Sphere  S = 4.pi times r^{2}  r = radius 
Right Circular Cone  S = pi times r^{2} + pi.r times whole root of (r^{2} + h^{2})  h = vertical height r = radius of the base 
Torus  S = pi^{2} times (R^{2} – r^{2})  R = radius of the larger base r = radius of the smaller base 
Volume Formulas
Shape  Formula  Where V = Volume and 
Rectangular Solid  V = lwh  l = length h = height w = width 
Cube  V = s^{3}  s = sides of the cube 
Right Circular Cylinder  V = pi times r^{2}h  h = vertical height of the cylinder r = radius of the base 
Sphere  V = {4}/{3} times pi.r^{3}  r = radius 
Right Circular Cone  V = {1}/{3} pi.r^{2}h  h = vertical height r = radius of the base 
Square or Rectangular Pyramid  V = {1}/{3} lwh  l = length of the base h = vertical height w = width of the base (In case of square, both l and w will be equal) 
Circle
Circumference of a Circle
Circumference (C) = pi.d = 2 times pi.r
Where, d = Diameter and r = Radius
Area of a Circle
Area (A) = pi.r^{2}
Where, r = Radius
Pythagoras Theorem
The Pythagorean Theorem states that the area of the square built upon the hypotenuse of a right triangle is equal to the sum of the areas of the squares upon the remaining sides.
This implies that in the above Triangle, a and b are the lengths of the two legs of the triangle and c is the length of the hypotenuse of the triangle.
a^2 + b^2 = c^2
For any math or quantitative aptitude problem, formulas are those fundamentals that help you to think and solve them with ease. Hence, memorizing these GMAT math geometry formulas thoroughly helps solve easy or even difficult problems faster.

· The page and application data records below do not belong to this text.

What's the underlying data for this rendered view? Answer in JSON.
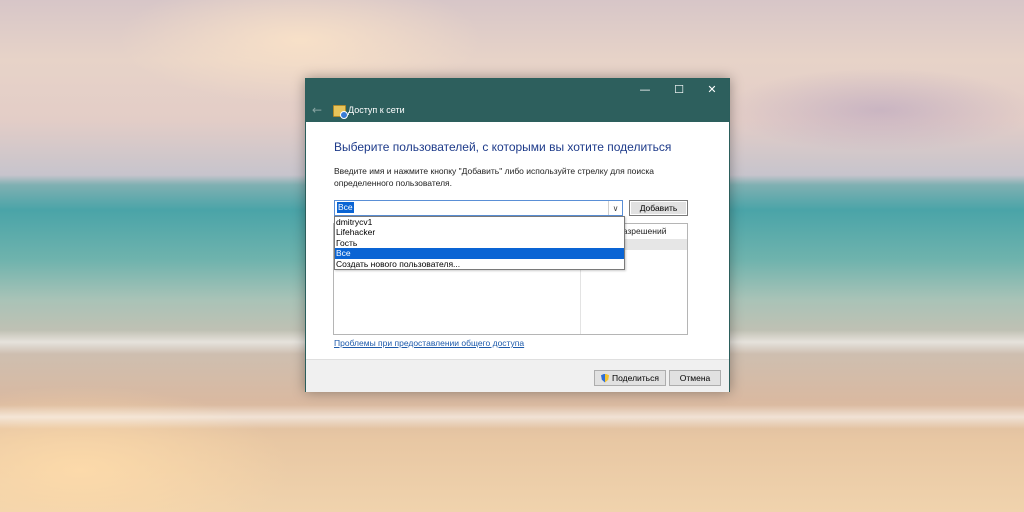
{
  "window": {
    "title": "Доступ к сети",
    "controls": {
      "minimize": "—",
      "maximize": "☐",
      "close": "✕"
    },
    "back": "←"
  },
  "content": {
    "heading": "Выберите пользователей, с которыми вы хотите поделиться",
    "instruction": "Введите имя и нажмите кнопку \"Добавить\" либо используйте стрелку для поиска определенного пользователя.",
    "combo_value": "Все",
    "combo_arrow": "∨",
    "add_button": "Добавить",
    "permissions_header": "разрешений",
    "dropdown_items": [
      "dmitrycv1",
      "Lifehacker",
      "Гость",
      "Все",
      "Создать нового пользователя..."
    ],
    "selected_index": 3,
    "troubleshoot_link": "Проблемы при предоставлении общего доступа"
  },
  "footer": {
    "share_button": "Поделиться",
    "cancel_button": "Отмена"
  },
  "colors": {
    "titlebar": "#2d5f5d",
    "selection": "#0a64d4",
    "heading": "#1e3b8a",
    "link": "#1d5aab"
  }
}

Now that you know these GMAT math Geometry formulas, you’re better positioned to apply these formulas to the various Geometry questions that appear in your practice or mock tests and of course the actual exam.
Talk to an expert?